#### LISTED ENTRIES

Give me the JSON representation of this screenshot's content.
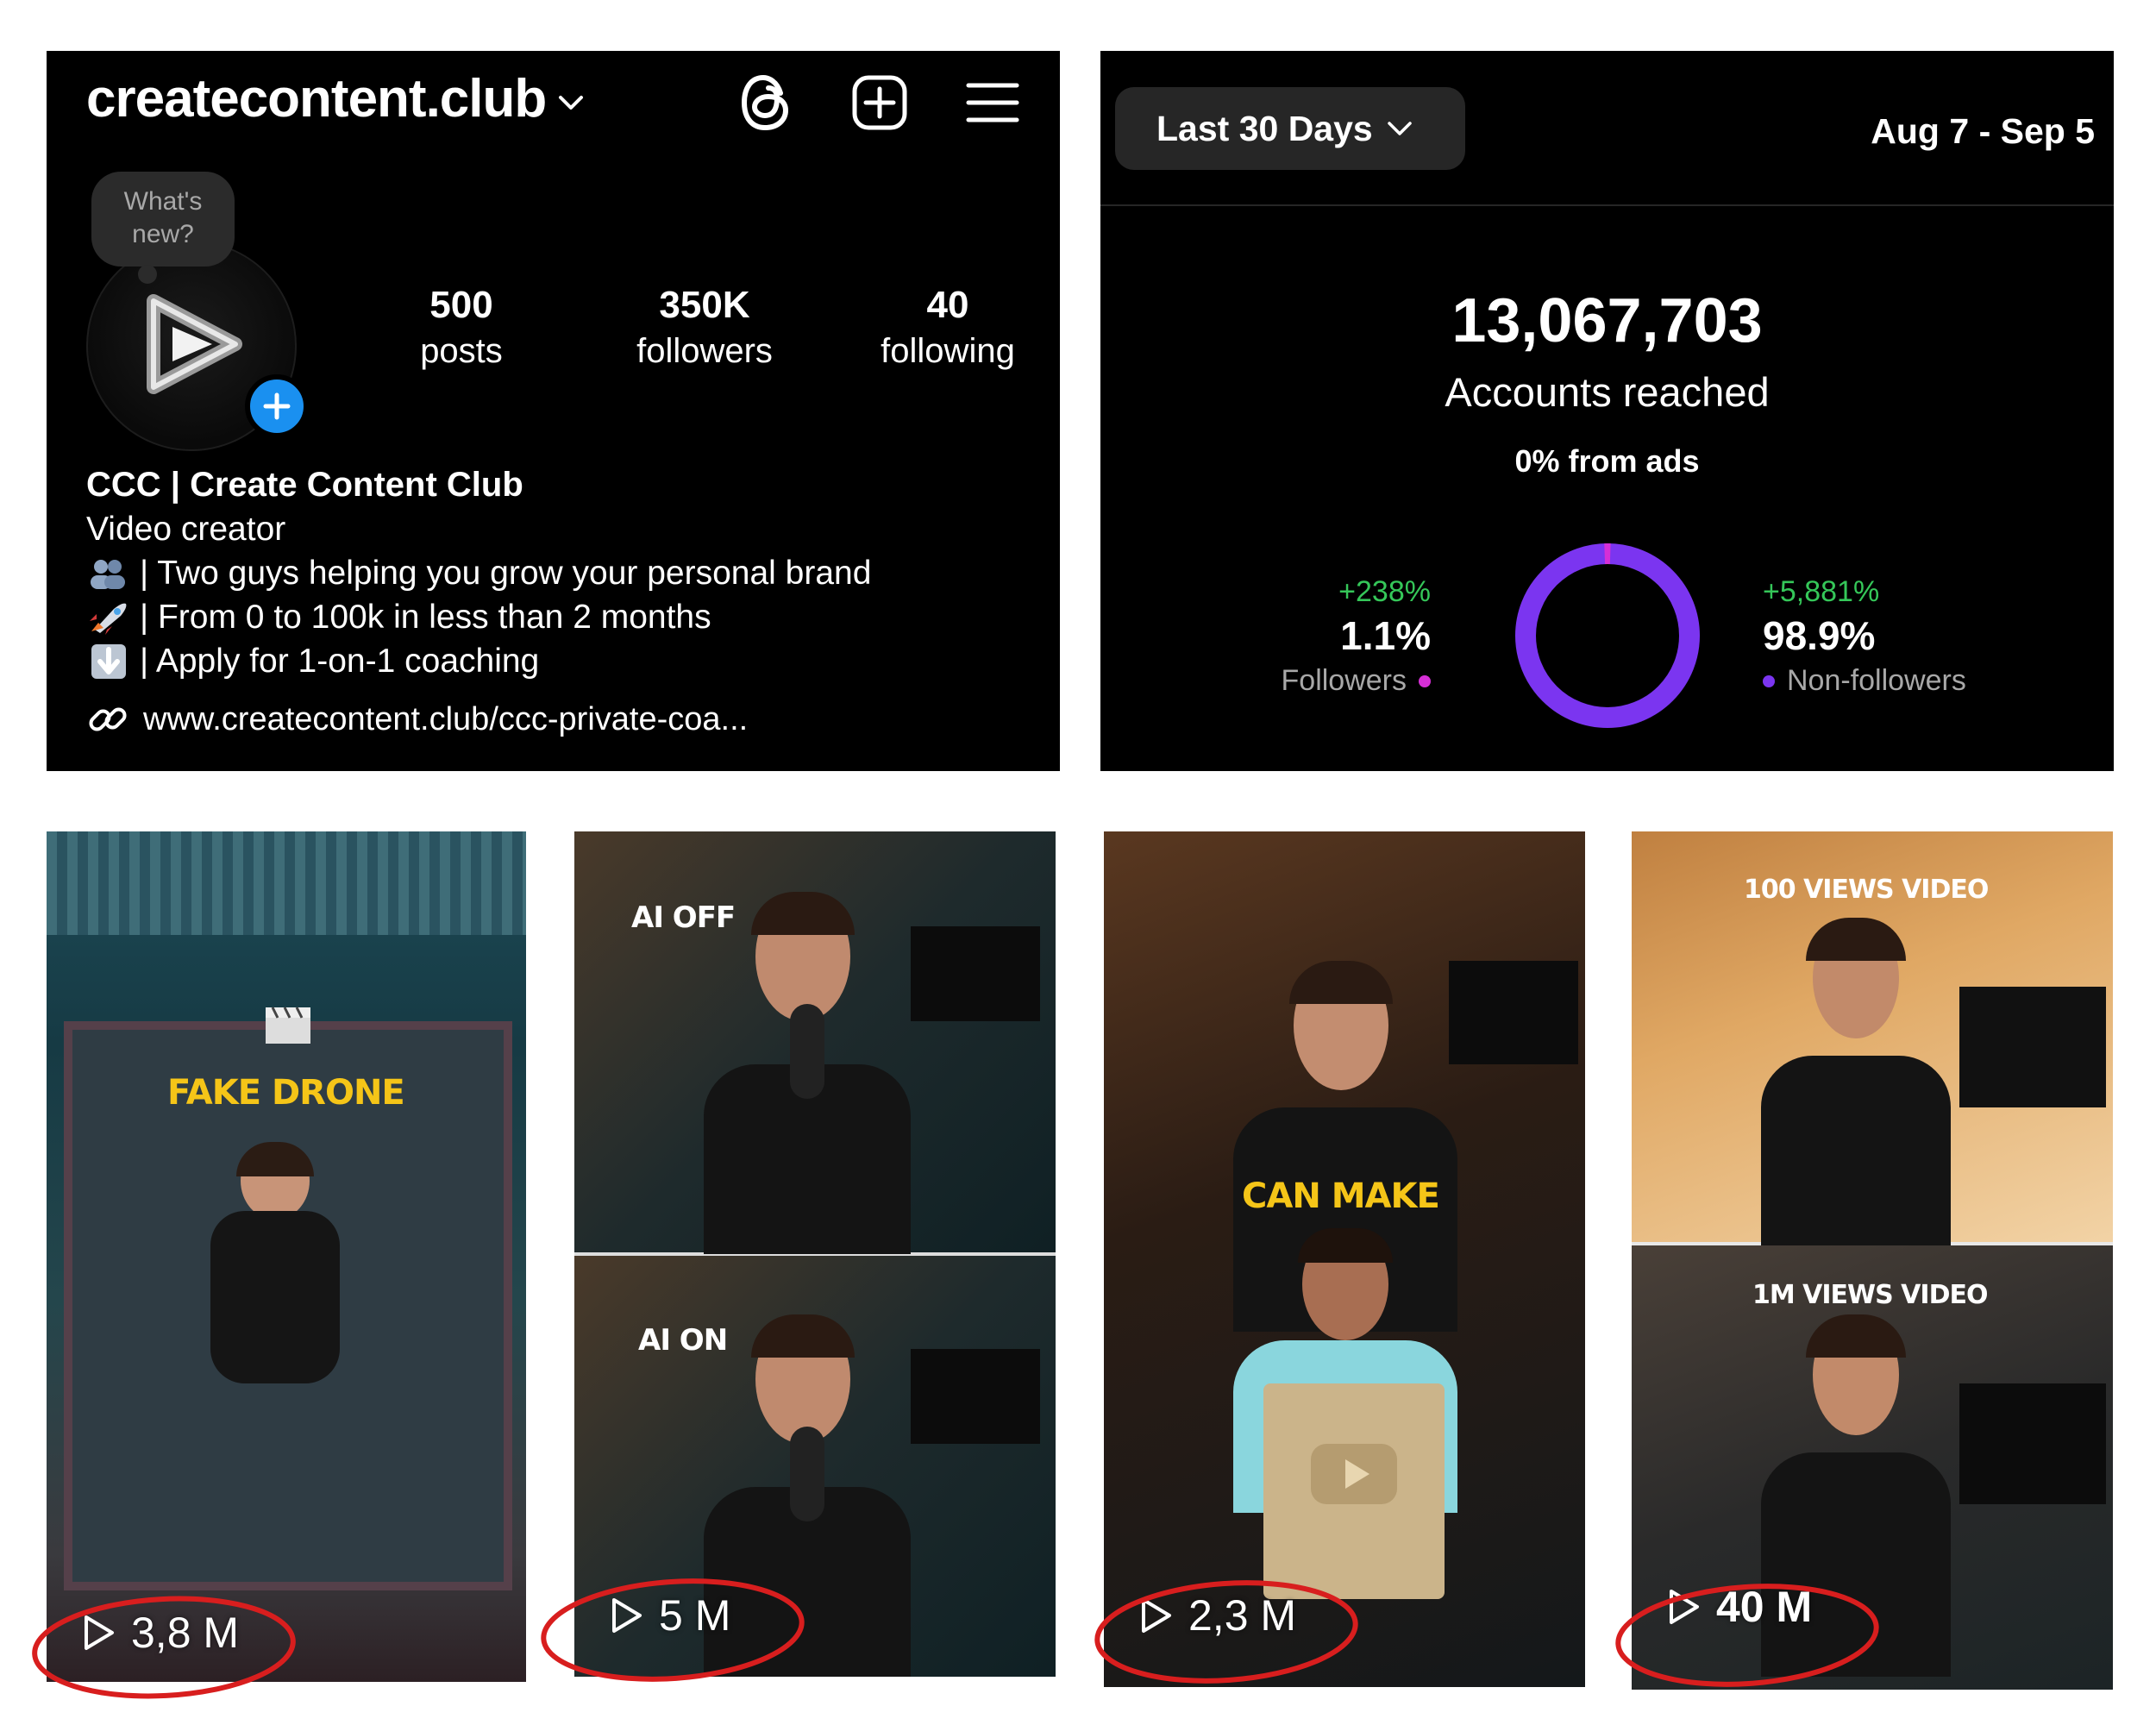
{
  "profile": {
    "username": "createcontent.club",
    "bubble_text": "What's new?",
    "stats": [
      {
        "num": "500",
        "label": "posts"
      },
      {
        "num": "350K",
        "label": "followers"
      },
      {
        "num": "40",
        "label": "following"
      }
    ],
    "name": "CCC | Create Content Club",
    "category": "Video creator",
    "bio_lines": [
      {
        "icon": "people-emoji-icon",
        "text": "| Two guys helping you grow your personal brand"
      },
      {
        "icon": "rocket-emoji-icon",
        "text": "| From 0 to 100k in less than 2 months"
      },
      {
        "icon": "down-arrow-emoji-icon",
        "text": "| Apply for 1-on-1 coaching"
      }
    ],
    "link": "www.createcontent.club/ccc-private-coa..."
  },
  "insights": {
    "range_label": "Last 30 Days",
    "date_range": "Aug 7 - Sep 5",
    "reach_value": "13,067,703",
    "reach_label": "Accounts reached",
    "ads_label": "0% from ads",
    "followers": {
      "delta": "+238%",
      "pct": "1.1%",
      "label": "Followers",
      "share": 0.011,
      "color": "#d62fd6"
    },
    "non_followers": {
      "delta": "+5,881%",
      "pct": "98.9%",
      "label": "Non-followers",
      "share": 0.989,
      "color": "#7b35f0"
    }
  },
  "thumbnails": [
    {
      "caption": "FAKE DRONE",
      "views": "3,8 M"
    },
    {
      "caption_top": "AI OFF",
      "caption_bottom": "AI ON",
      "views": "5 M"
    },
    {
      "caption": "CAN MAKE",
      "views": "2,3 M"
    },
    {
      "caption_top": "100 VIEWS VIDEO",
      "caption_bottom": "1M VIEWS VIDEO",
      "views": "40 M"
    }
  ],
  "colors": {
    "highlight_ring": "#d81e1e",
    "caption_yellow": "#f5c518",
    "accent_blue": "#1a90f0"
  }
}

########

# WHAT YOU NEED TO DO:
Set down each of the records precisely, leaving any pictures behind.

# ANSWER:
Give me the JSON representation of this screenshot's content.
{
  "profile": {
    "username": "createcontent.club",
    "bubble_text": "What's new?",
    "stats": [
      {
        "num": "500",
        "label": "posts"
      },
      {
        "num": "350K",
        "label": "followers"
      },
      {
        "num": "40",
        "label": "following"
      }
    ],
    "name": "CCC | Create Content Club",
    "category": "Video creator",
    "bio_lines": [
      {
        "icon": "people-emoji-icon",
        "text": "| Two guys helping you grow your personal brand"
      },
      {
        "icon": "rocket-emoji-icon",
        "text": "| From 0 to 100k in less than 2 months"
      },
      {
        "icon": "down-arrow-emoji-icon",
        "text": "| Apply for 1-on-1 coaching"
      }
    ],
    "link": "www.createcontent.club/ccc-private-coa..."
  },
  "insights": {
    "range_label": "Last 30 Days",
    "date_range": "Aug 7 - Sep 5",
    "reach_value": "13,067,703",
    "reach_label": "Accounts reached",
    "ads_label": "0% from ads",
    "followers": {
      "delta": "+238%",
      "pct": "1.1%",
      "label": "Followers",
      "share": 0.011,
      "color": "#d62fd6"
    },
    "non_followers": {
      "delta": "+5,881%",
      "pct": "98.9%",
      "label": "Non-followers",
      "share": 0.989,
      "color": "#7b35f0"
    }
  },
  "thumbnails": [
    {
      "caption": "FAKE DRONE",
      "views": "3,8 M"
    },
    {
      "caption_top": "AI OFF",
      "caption_bottom": "AI ON",
      "views": "5 M"
    },
    {
      "caption": "CAN MAKE",
      "views": "2,3 M"
    },
    {
      "caption_top": "100 VIEWS VIDEO",
      "caption_bottom": "1M VIEWS VIDEO",
      "views": "40 M"
    }
  ],
  "colors": {
    "highlight_ring": "#d81e1e",
    "caption_yellow": "#f5c518",
    "accent_blue": "#1a90f0"
  }
}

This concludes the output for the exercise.